How to complete this task :: Below are some records; write them all out again exactly.

(Stored data begins)

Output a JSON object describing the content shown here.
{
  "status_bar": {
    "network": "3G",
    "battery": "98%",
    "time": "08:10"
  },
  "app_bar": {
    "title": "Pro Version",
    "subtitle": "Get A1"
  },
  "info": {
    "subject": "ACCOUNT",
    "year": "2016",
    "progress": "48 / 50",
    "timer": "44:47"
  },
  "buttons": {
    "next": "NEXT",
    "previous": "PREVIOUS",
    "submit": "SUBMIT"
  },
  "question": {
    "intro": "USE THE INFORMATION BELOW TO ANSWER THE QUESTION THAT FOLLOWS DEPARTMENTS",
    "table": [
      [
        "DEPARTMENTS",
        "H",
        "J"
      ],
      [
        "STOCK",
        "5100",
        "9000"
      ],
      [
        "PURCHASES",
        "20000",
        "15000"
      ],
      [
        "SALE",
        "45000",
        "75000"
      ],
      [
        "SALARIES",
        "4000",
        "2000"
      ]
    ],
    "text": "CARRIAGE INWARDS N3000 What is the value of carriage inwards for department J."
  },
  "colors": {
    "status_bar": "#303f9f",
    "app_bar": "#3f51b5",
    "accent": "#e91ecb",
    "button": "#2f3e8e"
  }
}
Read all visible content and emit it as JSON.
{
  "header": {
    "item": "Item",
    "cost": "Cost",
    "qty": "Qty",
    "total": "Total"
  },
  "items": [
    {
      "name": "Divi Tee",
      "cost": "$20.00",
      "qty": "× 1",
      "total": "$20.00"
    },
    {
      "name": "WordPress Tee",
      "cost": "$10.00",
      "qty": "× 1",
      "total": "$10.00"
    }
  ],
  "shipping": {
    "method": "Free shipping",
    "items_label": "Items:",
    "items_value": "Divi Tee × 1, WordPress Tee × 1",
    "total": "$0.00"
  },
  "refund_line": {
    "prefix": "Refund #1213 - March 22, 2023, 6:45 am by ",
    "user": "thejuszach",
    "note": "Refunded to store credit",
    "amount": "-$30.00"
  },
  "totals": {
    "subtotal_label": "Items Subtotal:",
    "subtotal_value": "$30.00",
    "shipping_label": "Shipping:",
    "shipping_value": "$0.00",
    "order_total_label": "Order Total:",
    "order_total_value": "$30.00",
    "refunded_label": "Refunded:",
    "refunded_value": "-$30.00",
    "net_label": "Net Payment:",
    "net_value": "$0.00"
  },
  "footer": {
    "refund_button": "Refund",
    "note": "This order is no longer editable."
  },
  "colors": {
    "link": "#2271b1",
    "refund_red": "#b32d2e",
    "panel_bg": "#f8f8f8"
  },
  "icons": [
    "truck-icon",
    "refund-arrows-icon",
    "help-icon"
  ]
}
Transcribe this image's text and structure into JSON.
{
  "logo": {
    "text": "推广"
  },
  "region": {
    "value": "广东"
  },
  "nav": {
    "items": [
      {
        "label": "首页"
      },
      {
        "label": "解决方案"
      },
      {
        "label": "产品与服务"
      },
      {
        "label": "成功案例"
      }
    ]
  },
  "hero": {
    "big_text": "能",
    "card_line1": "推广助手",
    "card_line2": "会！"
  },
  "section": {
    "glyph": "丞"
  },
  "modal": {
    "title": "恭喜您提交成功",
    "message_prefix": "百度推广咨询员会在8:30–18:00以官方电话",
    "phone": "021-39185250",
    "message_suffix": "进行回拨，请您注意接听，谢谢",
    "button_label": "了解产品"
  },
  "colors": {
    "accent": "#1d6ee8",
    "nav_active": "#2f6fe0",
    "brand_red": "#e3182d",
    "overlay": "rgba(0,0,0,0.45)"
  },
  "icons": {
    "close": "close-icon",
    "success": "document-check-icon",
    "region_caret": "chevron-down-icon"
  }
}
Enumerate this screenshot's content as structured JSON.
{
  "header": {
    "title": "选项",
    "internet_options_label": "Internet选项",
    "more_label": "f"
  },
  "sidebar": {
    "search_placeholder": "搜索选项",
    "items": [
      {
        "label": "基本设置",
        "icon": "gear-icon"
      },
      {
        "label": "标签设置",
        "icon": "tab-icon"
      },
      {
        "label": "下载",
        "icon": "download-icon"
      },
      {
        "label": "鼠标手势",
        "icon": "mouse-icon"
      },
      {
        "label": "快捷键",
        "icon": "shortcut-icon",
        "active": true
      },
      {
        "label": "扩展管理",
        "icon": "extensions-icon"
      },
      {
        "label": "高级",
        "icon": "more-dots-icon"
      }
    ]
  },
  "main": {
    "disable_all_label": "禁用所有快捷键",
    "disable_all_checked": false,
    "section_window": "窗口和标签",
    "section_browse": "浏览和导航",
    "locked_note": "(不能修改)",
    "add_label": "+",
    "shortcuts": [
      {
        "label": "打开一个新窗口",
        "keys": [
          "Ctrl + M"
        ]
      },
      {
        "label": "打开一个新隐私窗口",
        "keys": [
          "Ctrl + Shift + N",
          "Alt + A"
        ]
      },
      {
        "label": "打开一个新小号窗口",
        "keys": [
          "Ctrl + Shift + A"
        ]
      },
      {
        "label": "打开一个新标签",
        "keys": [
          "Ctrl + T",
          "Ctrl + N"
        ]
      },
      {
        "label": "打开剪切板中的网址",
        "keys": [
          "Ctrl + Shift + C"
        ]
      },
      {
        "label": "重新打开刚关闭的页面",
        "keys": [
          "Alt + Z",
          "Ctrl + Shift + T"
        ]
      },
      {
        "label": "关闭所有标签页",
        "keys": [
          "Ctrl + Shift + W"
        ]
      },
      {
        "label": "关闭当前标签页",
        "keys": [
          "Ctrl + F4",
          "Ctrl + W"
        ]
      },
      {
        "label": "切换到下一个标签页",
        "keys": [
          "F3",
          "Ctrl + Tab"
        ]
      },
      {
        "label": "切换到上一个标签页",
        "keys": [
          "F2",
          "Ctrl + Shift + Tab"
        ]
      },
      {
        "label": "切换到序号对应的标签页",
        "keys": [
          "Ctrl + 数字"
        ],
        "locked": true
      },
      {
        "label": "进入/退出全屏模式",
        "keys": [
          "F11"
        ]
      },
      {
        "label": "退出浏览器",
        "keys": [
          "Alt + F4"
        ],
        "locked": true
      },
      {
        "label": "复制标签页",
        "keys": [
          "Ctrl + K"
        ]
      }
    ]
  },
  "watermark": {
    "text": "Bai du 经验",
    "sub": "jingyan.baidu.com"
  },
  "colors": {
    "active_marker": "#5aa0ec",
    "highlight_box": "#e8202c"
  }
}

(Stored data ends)

Output below ::
Output a JSON object describing the content shown here.
{
  "status_bar": {
    "network": "3G",
    "battery": "98%",
    "time": "08:10"
  },
  "app_bar": {
    "title": "Pro Version",
    "subtitle": "Get A1"
  },
  "info": {
    "subject": "ACCOUNT",
    "year": "2016",
    "progress": "48 / 50",
    "timer": "44:47"
  },
  "buttons": {
    "next": "NEXT",
    "previous": "PREVIOUS",
    "submit": "SUBMIT"
  },
  "question": {
    "intro": "USE THE INFORMATION BELOW TO ANSWER THE QUESTION THAT FOLLOWS DEPARTMENTS",
    "table": [
      [
        "DEPARTMENTS",
        "H",
        "J"
      ],
      [
        "STOCK",
        "5100",
        "9000"
      ],
      [
        "PURCHASES",
        "20000",
        "15000"
      ],
      [
        "SALE",
        "45000",
        "75000"
      ],
      [
        "SALARIES",
        "4000",
        "2000"
      ]
    ],
    "text": "CARRIAGE INWARDS N3000 What is the value of carriage inwards for department J."
  },
  "colors": {
    "status_bar": "#303f9f",
    "app_bar": "#3f51b5",
    "accent": "#e91ecb",
    "button": "#2f3e8e"
  }
}
Read all visible content and emit it as JSON.
{
  "header": {
    "item": "Item",
    "cost": "Cost",
    "qty": "Qty",
    "total": "Total"
  },
  "items": [
    {
      "name": "Divi Tee",
      "cost": "$20.00",
      "qty": "× 1",
      "total": "$20.00"
    },
    {
      "name": "WordPress Tee",
      "cost": "$10.00",
      "qty": "× 1",
      "total": "$10.00"
    }
  ],
  "shipping": {
    "method": "Free shipping",
    "items_label": "Items:",
    "items_value": "Divi Tee × 1, WordPress Tee × 1",
    "total": "$0.00"
  },
  "refund_line": {
    "prefix": "Refund #1213 - March 22, 2023, 6:45 am by ",
    "user": "thejuszach",
    "note": "Refunded to store credit",
    "amount": "-$30.00"
  },
  "totals": {
    "subtotal_label": "Items Subtotal:",
    "subtotal_value": "$30.00",
    "shipping_label": "Shipping:",
    "shipping_value": "$0.00",
    "order_total_label": "Order Total:",
    "order_total_value": "$30.00",
    "refunded_label": "Refunded:",
    "refunded_value": "-$30.00",
    "net_label": "Net Payment:",
    "net_value": "$0.00"
  },
  "footer": {
    "refund_button": "Refund",
    "note": "This order is no longer editable."
  },
  "colors": {
    "link": "#2271b1",
    "refund_red": "#b32d2e",
    "panel_bg": "#f8f8f8"
  },
  "icons": [
    "truck-icon",
    "refund-arrows-icon",
    "help-icon"
  ]
}
Transcribe this image's text and structure into JSON.
{
  "logo": {
    "text": "推广"
  },
  "region": {
    "value": "广东"
  },
  "nav": {
    "items": [
      {
        "label": "首页"
      },
      {
        "label": "解决方案"
      },
      {
        "label": "产品与服务"
      },
      {
        "label": "成功案例"
      }
    ]
  },
  "hero": {
    "big_text": "能",
    "card_line1": "推广助手",
    "card_line2": "会！"
  },
  "section": {
    "glyph": "丞"
  },
  "modal": {
    "title": "恭喜您提交成功",
    "message_prefix": "百度推广咨询员会在8:30–18:00以官方电话",
    "phone": "021-39185250",
    "message_suffix": "进行回拨，请您注意接听，谢谢",
    "button_label": "了解产品"
  },
  "colors": {
    "accent": "#1d6ee8",
    "nav_active": "#2f6fe0",
    "brand_red": "#e3182d",
    "overlay": "rgba(0,0,0,0.45)"
  },
  "icons": {
    "close": "close-icon",
    "success": "document-check-icon",
    "region_caret": "chevron-down-icon"
  }
}
Enumerate this screenshot's content as structured JSON.
{
  "header": {
    "title": "选项",
    "internet_options_label": "Internet选项",
    "more_label": "f"
  },
  "sidebar": {
    "search_placeholder": "搜索选项",
    "items": [
      {
        "label": "基本设置",
        "icon": "gear-icon"
      },
      {
        "label": "标签设置",
        "icon": "tab-icon"
      },
      {
        "label": "下载",
        "icon": "download-icon"
      },
      {
        "label": "鼠标手势",
        "icon": "mouse-icon"
      },
      {
        "label": "快捷键",
        "icon": "shortcut-icon",
        "active": true
      },
      {
        "label": "扩展管理",
        "icon": "extensions-icon"
      },
      {
        "label": "高级",
        "icon": "more-dots-icon"
      }
    ]
  },
  "main": {
    "disable_all_label": "禁用所有快捷键",
    "disable_all_checked": false,
    "section_window": "窗口和标签",
    "section_browse": "浏览和导航",
    "locked_note": "(不能修改)",
    "add_label": "+",
    "shortcuts": [
      {
        "label": "打开一个新窗口",
        "keys": [
          "Ctrl + M"
        ]
      },
      {
        "label": "打开一个新隐私窗口",
        "keys": [
          "Ctrl + Shift + N",
          "Alt + A"
        ]
      },
      {
        "label": "打开一个新小号窗口",
        "keys": [
          "Ctrl + Shift + A"
        ]
      },
      {
        "label": "打开一个新标签",
        "keys": [
          "Ctrl + T",
          "Ctrl + N"
        ]
      },
      {
        "label": "打开剪切板中的网址",
        "keys": [
          "Ctrl + Shift + C"
        ]
      },
      {
        "label": "重新打开刚关闭的页面",
        "keys": [
          "Alt + Z",
          "Ctrl + Shift + T"
        ]
      },
      {
        "label": "关闭所有标签页",
        "keys": [
          "Ctrl + Shift + W"
        ]
      },
      {
        "label": "关闭当前标签页",
        "keys": [
          "Ctrl + F4",
          "Ctrl + W"
        ]
      },
      {
        "label": "切换到下一个标签页",
        "keys": [
          "F3",
          "Ctrl + Tab"
        ]
      },
      {
        "label": "切换到上一个标签页",
        "keys": [
          "F2",
          "Ctrl + Shift + Tab"
        ]
      },
      {
        "label": "切换到序号对应的标签页",
        "keys": [
          "Ctrl + 数字"
        ],
        "locked": true
      },
      {
        "label": "进入/退出全屏模式",
        "keys": [
          "F11"
        ]
      },
      {
        "label": "退出浏览器",
        "keys": [
          "Alt + F4"
        ],
        "locked": true
      },
      {
        "label": "复制标签页",
        "keys": [
          "Ctrl + K"
        ]
      }
    ]
  },
  "watermark": {
    "text": "Bai du 经验",
    "sub": "jingyan.baidu.com"
  },
  "colors": {
    "active_marker": "#5aa0ec",
    "highlight_box": "#e8202c"
  }
}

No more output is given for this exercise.